Saved data entries
▽

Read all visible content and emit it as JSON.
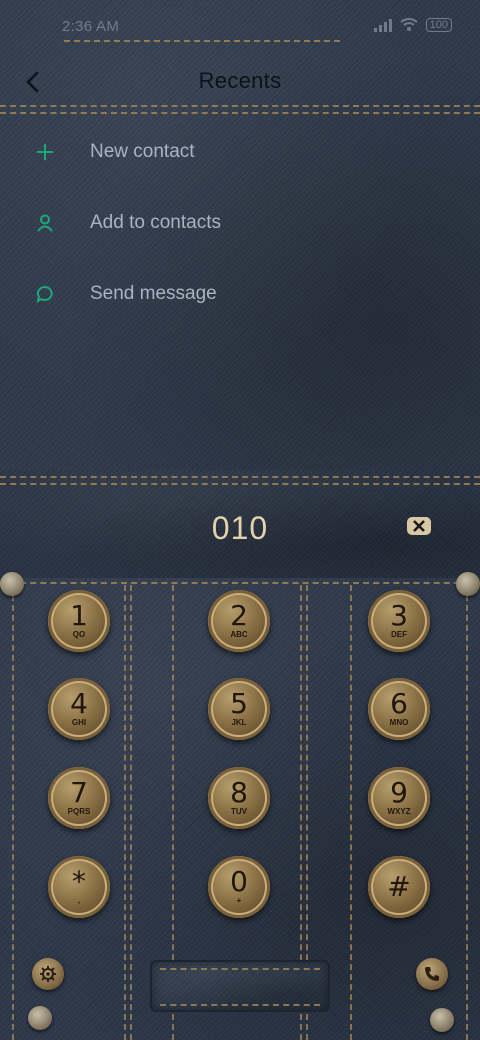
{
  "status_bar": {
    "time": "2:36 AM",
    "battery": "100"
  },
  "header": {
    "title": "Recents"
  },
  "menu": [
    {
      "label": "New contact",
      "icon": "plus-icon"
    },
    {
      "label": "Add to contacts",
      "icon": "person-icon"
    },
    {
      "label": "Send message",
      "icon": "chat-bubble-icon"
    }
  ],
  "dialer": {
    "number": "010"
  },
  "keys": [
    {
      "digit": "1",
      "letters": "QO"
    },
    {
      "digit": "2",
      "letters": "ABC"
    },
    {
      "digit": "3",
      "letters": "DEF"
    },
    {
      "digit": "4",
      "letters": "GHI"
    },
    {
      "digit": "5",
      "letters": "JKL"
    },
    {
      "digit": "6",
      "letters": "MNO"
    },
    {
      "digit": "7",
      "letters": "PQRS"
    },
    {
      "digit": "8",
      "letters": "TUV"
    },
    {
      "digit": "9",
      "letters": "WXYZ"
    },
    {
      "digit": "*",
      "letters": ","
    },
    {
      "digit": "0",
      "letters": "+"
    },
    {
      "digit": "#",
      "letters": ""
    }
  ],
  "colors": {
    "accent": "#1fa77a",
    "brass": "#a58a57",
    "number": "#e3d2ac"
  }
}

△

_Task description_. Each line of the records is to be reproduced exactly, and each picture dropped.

_Written response_.
Read all visible content and emit it as JSON.
{
  "status_bar": {
    "time": "2:36 AM",
    "battery": "100"
  },
  "header": {
    "title": "Recents"
  },
  "menu": [
    {
      "label": "New contact",
      "icon": "plus-icon"
    },
    {
      "label": "Add to contacts",
      "icon": "person-icon"
    },
    {
      "label": "Send message",
      "icon": "chat-bubble-icon"
    }
  ],
  "dialer": {
    "number": "010"
  },
  "keys": [
    {
      "digit": "1",
      "letters": "QO"
    },
    {
      "digit": "2",
      "letters": "ABC"
    },
    {
      "digit": "3",
      "letters": "DEF"
    },
    {
      "digit": "4",
      "letters": "GHI"
    },
    {
      "digit": "5",
      "letters": "JKL"
    },
    {
      "digit": "6",
      "letters": "MNO"
    },
    {
      "digit": "7",
      "letters": "PQRS"
    },
    {
      "digit": "8",
      "letters": "TUV"
    },
    {
      "digit": "9",
      "letters": "WXYZ"
    },
    {
      "digit": "*",
      "letters": ","
    },
    {
      "digit": "0",
      "letters": "+"
    },
    {
      "digit": "#",
      "letters": ""
    }
  ],
  "colors": {
    "accent": "#1fa77a",
    "brass": "#a58a57",
    "number": "#e3d2ac"
  }
}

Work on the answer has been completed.